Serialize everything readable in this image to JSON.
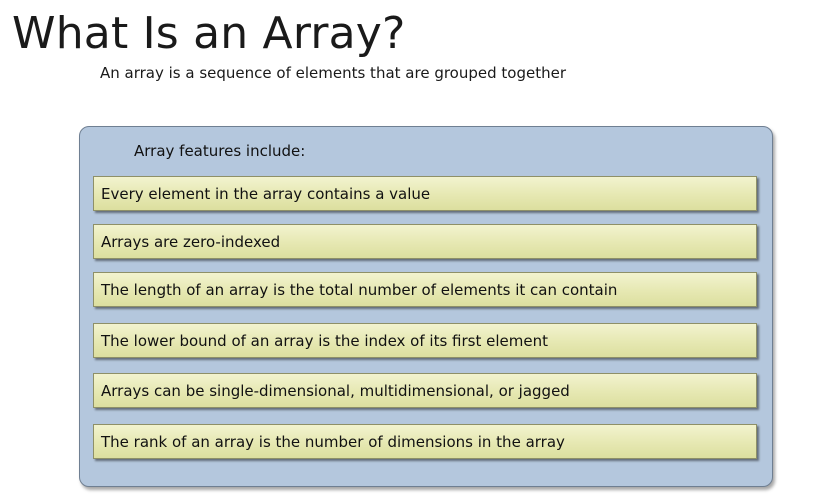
{
  "slide": {
    "title": "What Is an Array?",
    "subtitle": "An array is a sequence of elements that are grouped together"
  },
  "panel": {
    "heading": "Array features include:",
    "features": [
      "Every element in the array contains a value",
      "Arrays are zero-indexed",
      "The length of an array is the total number of elements it can contain",
      "The lower bound of an array is the index of its first element",
      "Arrays can be single-dimensional, multidimensional, or jagged",
      "The rank of an array is the number of dimensions in the array"
    ]
  },
  "colors": {
    "panel_background": "#b4c7dd",
    "feature_background": "#e6e8b2"
  }
}
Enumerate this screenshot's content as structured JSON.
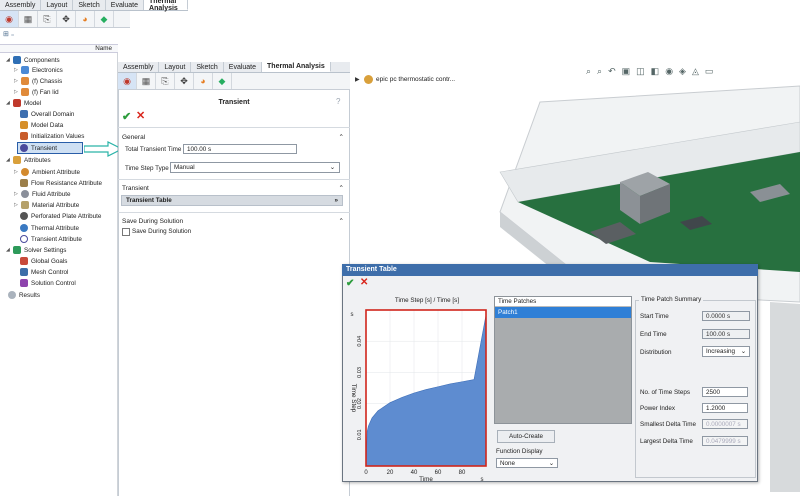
{
  "top_window": {
    "tabs": [
      "Assembly",
      "Layout",
      "Sketch",
      "Evaluate",
      "Thermal Analysis"
    ],
    "active_tab": "Thermal Analysis",
    "name_header": "Name"
  },
  "tree": {
    "items": [
      {
        "label": "Components"
      },
      {
        "label": "Electronics"
      },
      {
        "label": "(f) Chassis"
      },
      {
        "label": "(f) Fan lid"
      },
      {
        "label": "Model"
      },
      {
        "label": "Overall Domain"
      },
      {
        "label": "Model Data"
      },
      {
        "label": "Initialization Values"
      },
      {
        "label": "Transient"
      },
      {
        "label": "Attributes"
      },
      {
        "label": "Ambient Attribute"
      },
      {
        "label": "Flow Resistance Attribute"
      },
      {
        "label": "Fluid Attribute"
      },
      {
        "label": "Material Attribute"
      },
      {
        "label": "Perforated Plate Attribute"
      },
      {
        "label": "Thermal Attribute"
      },
      {
        "label": "Transient Attribute"
      },
      {
        "label": "Solver Settings"
      },
      {
        "label": "Global Goals"
      },
      {
        "label": "Mesh Control"
      },
      {
        "label": "Solution Control"
      },
      {
        "label": "Results"
      }
    ]
  },
  "panel": {
    "tabs": [
      "Assembly",
      "Layout",
      "Sketch",
      "Evaluate",
      "Thermal Analysis"
    ],
    "active_tab": "Thermal Analysis",
    "title": "Transient",
    "general_header": "General",
    "total_time_label": "Total Transient Time",
    "total_time_value": "100.00 s",
    "step_type_label": "Time Step Type",
    "step_type_value": "Manual",
    "transient_header": "Transient",
    "transient_table_label": "Transient Table",
    "save_header": "Save During Solution",
    "save_checkbox_label": "Save During Solution"
  },
  "viewport": {
    "breadcrumb": "epic pc thermostatic contr..."
  },
  "dialog": {
    "title": "Transient Table",
    "chart_title": "Time Step [s] / Time [s]",
    "patches_header": "Time Patches",
    "patches": [
      "Patch1"
    ],
    "auto_create_label": "Auto-Create",
    "function_display_label": "Function Display",
    "function_display_value": "None",
    "summary_header": "Time Patch Summary",
    "start_time_label": "Start Time",
    "start_time_value": "0.0000 s",
    "end_time_label": "End Time",
    "end_time_value": "100.00 s",
    "distribution_label": "Distribution",
    "distribution_value": "Increasing",
    "num_steps_label": "No. of Time Steps",
    "num_steps_value": "2500",
    "power_index_label": "Power Index",
    "power_index_value": "1.2000",
    "smallest_dt_label": "Smallest Delta Time",
    "smallest_dt_value": "0.0000007 s",
    "largest_dt_label": "Largest Delta Time",
    "largest_dt_value": "0.0479999 s"
  },
  "chart_data": {
    "type": "area",
    "title": "Time Step [s] / Time [s]",
    "xlabel": "Time",
    "ylabel": "Time Step",
    "x_unit": "s",
    "y_unit": "s",
    "xlim": [
      0,
      100
    ],
    "ylim": [
      0,
      0.05
    ],
    "x_ticks": [
      0,
      20,
      40,
      60,
      80
    ],
    "y_ticks": [
      0.01,
      0.02,
      0.03,
      0.04
    ],
    "x": [
      0,
      1,
      2,
      5,
      10,
      20,
      30,
      40,
      50,
      60,
      70,
      80,
      90,
      100
    ],
    "y": [
      0,
      0.0111,
      0.0128,
      0.0154,
      0.0177,
      0.0203,
      0.022,
      0.0234,
      0.0245,
      0.0254,
      0.0263,
      0.027,
      0.0277,
      0.0484
    ]
  }
}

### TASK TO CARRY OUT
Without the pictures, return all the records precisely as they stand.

### OUTPUT BELOW
Serialize everything readable in this image to JSON.
{
  "slide": {
    "title": "What Is an Array?",
    "subtitle": "An array is a sequence of elements that are grouped together"
  },
  "panel": {
    "heading": "Array features include:",
    "features": [
      "Every element in the array contains a value",
      "Arrays are zero-indexed",
      "The length of an array is the total number of elements it can contain",
      "The lower bound of an array is the index of its first element",
      "Arrays can be single-dimensional, multidimensional, or jagged",
      "The rank of an array is the number of dimensions in the array"
    ]
  },
  "colors": {
    "panel_background": "#b4c7dd",
    "feature_background": "#e6e8b2"
  }
}
Enumerate this screenshot's content as structured JSON.
{
  "top_window": {
    "tabs": [
      "Assembly",
      "Layout",
      "Sketch",
      "Evaluate",
      "Thermal Analysis"
    ],
    "active_tab": "Thermal Analysis",
    "name_header": "Name"
  },
  "tree": {
    "items": [
      {
        "label": "Components"
      },
      {
        "label": "Electronics"
      },
      {
        "label": "(f) Chassis"
      },
      {
        "label": "(f) Fan lid"
      },
      {
        "label": "Model"
      },
      {
        "label": "Overall Domain"
      },
      {
        "label": "Model Data"
      },
      {
        "label": "Initialization Values"
      },
      {
        "label": "Transient"
      },
      {
        "label": "Attributes"
      },
      {
        "label": "Ambient Attribute"
      },
      {
        "label": "Flow Resistance Attribute"
      },
      {
        "label": "Fluid Attribute"
      },
      {
        "label": "Material Attribute"
      },
      {
        "label": "Perforated Plate Attribute"
      },
      {
        "label": "Thermal Attribute"
      },
      {
        "label": "Transient Attribute"
      },
      {
        "label": "Solver Settings"
      },
      {
        "label": "Global Goals"
      },
      {
        "label": "Mesh Control"
      },
      {
        "label": "Solution Control"
      },
      {
        "label": "Results"
      }
    ]
  },
  "panel": {
    "tabs": [
      "Assembly",
      "Layout",
      "Sketch",
      "Evaluate",
      "Thermal Analysis"
    ],
    "active_tab": "Thermal Analysis",
    "title": "Transient",
    "general_header": "General",
    "total_time_label": "Total Transient Time",
    "total_time_value": "100.00 s",
    "step_type_label": "Time Step Type",
    "step_type_value": "Manual",
    "transient_header": "Transient",
    "transient_table_label": "Transient Table",
    "save_header": "Save During Solution",
    "save_checkbox_label": "Save During Solution"
  },
  "viewport": {
    "breadcrumb": "epic pc thermostatic contr..."
  },
  "dialog": {
    "title": "Transient Table",
    "chart_title": "Time Step [s] / Time [s]",
    "patches_header": "Time Patches",
    "patches": [
      "Patch1"
    ],
    "auto_create_label": "Auto-Create",
    "function_display_label": "Function Display",
    "function_display_value": "None",
    "summary_header": "Time Patch Summary",
    "start_time_label": "Start Time",
    "start_time_value": "0.0000 s",
    "end_time_label": "End Time",
    "end_time_value": "100.00 s",
    "distribution_label": "Distribution",
    "distribution_value": "Increasing",
    "num_steps_label": "No. of Time Steps",
    "num_steps_value": "2500",
    "power_index_label": "Power Index",
    "power_index_value": "1.2000",
    "smallest_dt_label": "Smallest Delta Time",
    "smallest_dt_value": "0.0000007 s",
    "largest_dt_label": "Largest Delta Time",
    "largest_dt_value": "0.0479999 s"
  },
  "chart_data": {
    "type": "area",
    "title": "Time Step [s] / Time [s]",
    "xlabel": "Time",
    "ylabel": "Time Step",
    "x_unit": "s",
    "y_unit": "s",
    "xlim": [
      0,
      100
    ],
    "ylim": [
      0,
      0.05
    ],
    "x_ticks": [
      0,
      20,
      40,
      60,
      80
    ],
    "y_ticks": [
      0.01,
      0.02,
      0.03,
      0.04
    ],
    "x": [
      0,
      1,
      2,
      5,
      10,
      20,
      30,
      40,
      50,
      60,
      70,
      80,
      90,
      100
    ],
    "y": [
      0,
      0.0111,
      0.0128,
      0.0154,
      0.0177,
      0.0203,
      0.022,
      0.0234,
      0.0245,
      0.0254,
      0.0263,
      0.027,
      0.0277,
      0.0484
    ]
  }
}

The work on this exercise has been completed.